___ Task inputs

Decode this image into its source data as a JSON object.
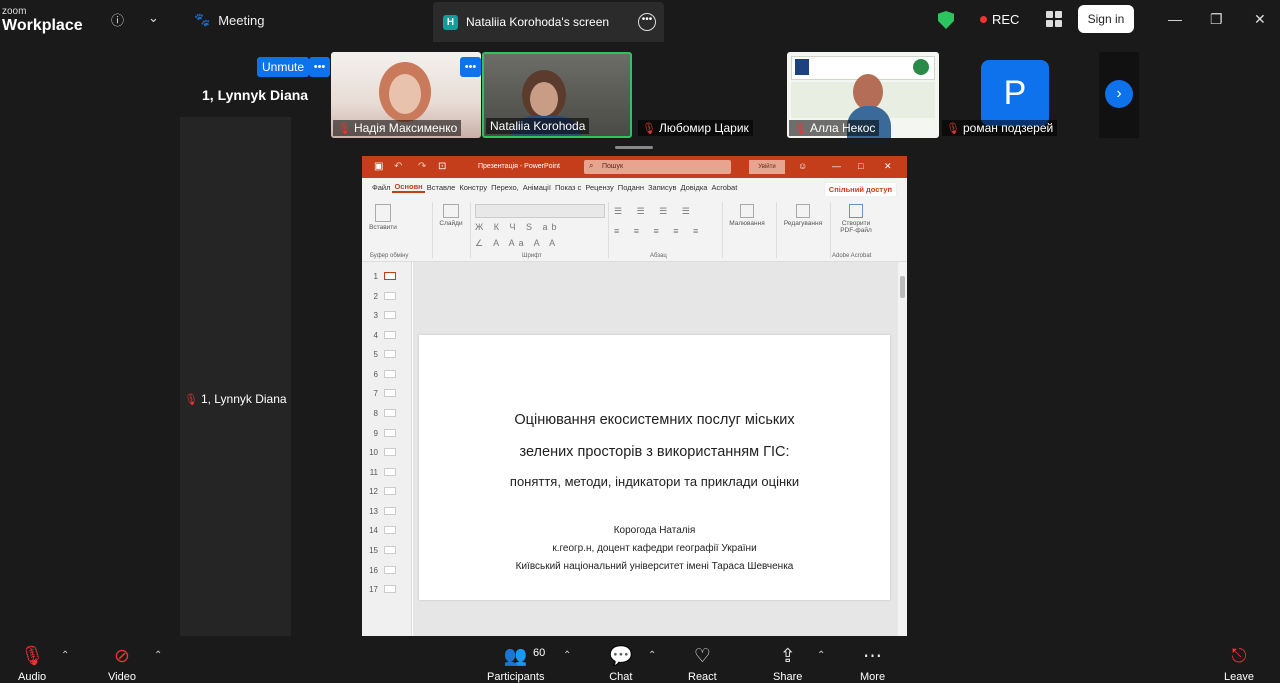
{
  "topbar": {
    "logo_small": "zoom",
    "logo_big": "Workplace",
    "meeting_label": "Meeting",
    "share_badge": "H",
    "share_title": "Nataliia Korohoda's screen",
    "rec_label": "REC",
    "signin_label": "Sign in"
  },
  "participants_strip": {
    "unmute_label": "Unmute",
    "self_name": "1, Lynnyk Diana",
    "self_tag": "1, Lynnyk Diana",
    "tiles": [
      {
        "name": "Надія Максименко"
      },
      {
        "name": "Nataliia Korohoda"
      },
      {
        "name": "Любомир Царик"
      },
      {
        "name": "Алла Некос"
      },
      {
        "name": "роман подзерей",
        "avatar_letter": "P"
      }
    ],
    "next_arrow": "›"
  },
  "powerpoint": {
    "title": "Презентація - PowerPoint",
    "search": "Пошук",
    "login": "Увійти",
    "share": "Спільний доступ",
    "tabs": [
      "Файл",
      "Основн",
      "Вставле",
      "Констру",
      "Перехо,",
      "Анімації",
      "Показ с",
      "Рецензу",
      "Поданн",
      "Записув",
      "Довідка",
      "Acrobat"
    ],
    "groups": {
      "clipboard": "Буфер обміну",
      "paste": "Вставити",
      "slides": "Слайди",
      "font": "Шрифт",
      "paragraph": "Абзац",
      "drawing": "Малювання",
      "editing": "Редагування",
      "create_pdf": "Створити PDF-файл",
      "adobe": "Adobe Acrobat"
    },
    "slide_numbers": [
      "1",
      "2",
      "3",
      "4",
      "5",
      "6",
      "7",
      "8",
      "9",
      "10",
      "11",
      "12",
      "13",
      "14",
      "15",
      "16",
      "17"
    ],
    "slide": {
      "title_line1": "Оцінювання екосистемних послуг міських",
      "title_line2": "зелених просторів з використанням ГІС:",
      "subtitle": "поняття, методи, індикатори та приклади оцінки",
      "author": "Корогода Наталія",
      "position": "к.геогр.н, доцент кафедри географії України",
      "university": "Київський національний університет імені Тараса Шевченка"
    }
  },
  "bottombar": {
    "audio": "Audio",
    "video": "Video",
    "participants": "Participants",
    "participants_count": "60",
    "chat": "Chat",
    "react": "React",
    "share": "Share",
    "more": "More",
    "leave": "Leave"
  },
  "colors": {
    "zoom_blue": "#0e72ed",
    "ppt_red": "#c43e1c",
    "active_border": "#2bc45f"
  }
}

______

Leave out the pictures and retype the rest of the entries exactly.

Decode this image into its source data as a JSON object.
{
  "topbar": {
    "logo_small": "zoom",
    "logo_big": "Workplace",
    "meeting_label": "Meeting",
    "share_badge": "H",
    "share_title": "Nataliia Korohoda's screen",
    "rec_label": "REC",
    "signin_label": "Sign in"
  },
  "participants_strip": {
    "unmute_label": "Unmute",
    "self_name": "1, Lynnyk Diana",
    "self_tag": "1, Lynnyk Diana",
    "tiles": [
      {
        "name": "Надія Максименко"
      },
      {
        "name": "Nataliia Korohoda"
      },
      {
        "name": "Любомир Царик"
      },
      {
        "name": "Алла Некос"
      },
      {
        "name": "роман подзерей",
        "avatar_letter": "P"
      }
    ],
    "next_arrow": "›"
  },
  "powerpoint": {
    "title": "Презентація - PowerPoint",
    "search": "Пошук",
    "login": "Увійти",
    "share": "Спільний доступ",
    "tabs": [
      "Файл",
      "Основн",
      "Вставле",
      "Констру",
      "Перехо,",
      "Анімації",
      "Показ с",
      "Рецензу",
      "Поданн",
      "Записув",
      "Довідка",
      "Acrobat"
    ],
    "groups": {
      "clipboard": "Буфер обміну",
      "paste": "Вставити",
      "slides": "Слайди",
      "font": "Шрифт",
      "paragraph": "Абзац",
      "drawing": "Малювання",
      "editing": "Редагування",
      "create_pdf": "Створити PDF-файл",
      "adobe": "Adobe Acrobat"
    },
    "slide_numbers": [
      "1",
      "2",
      "3",
      "4",
      "5",
      "6",
      "7",
      "8",
      "9",
      "10",
      "11",
      "12",
      "13",
      "14",
      "15",
      "16",
      "17"
    ],
    "slide": {
      "title_line1": "Оцінювання екосистемних послуг міських",
      "title_line2": "зелених просторів з використанням ГІС:",
      "subtitle": "поняття, методи, індикатори та приклади оцінки",
      "author": "Корогода Наталія",
      "position": "к.геогр.н, доцент кафедри географії України",
      "university": "Київський національний університет імені Тараса Шевченка"
    }
  },
  "bottombar": {
    "audio": "Audio",
    "video": "Video",
    "participants": "Participants",
    "participants_count": "60",
    "chat": "Chat",
    "react": "React",
    "share": "Share",
    "more": "More",
    "leave": "Leave"
  },
  "colors": {
    "zoom_blue": "#0e72ed",
    "ppt_red": "#c43e1c",
    "active_border": "#2bc45f"
  }
}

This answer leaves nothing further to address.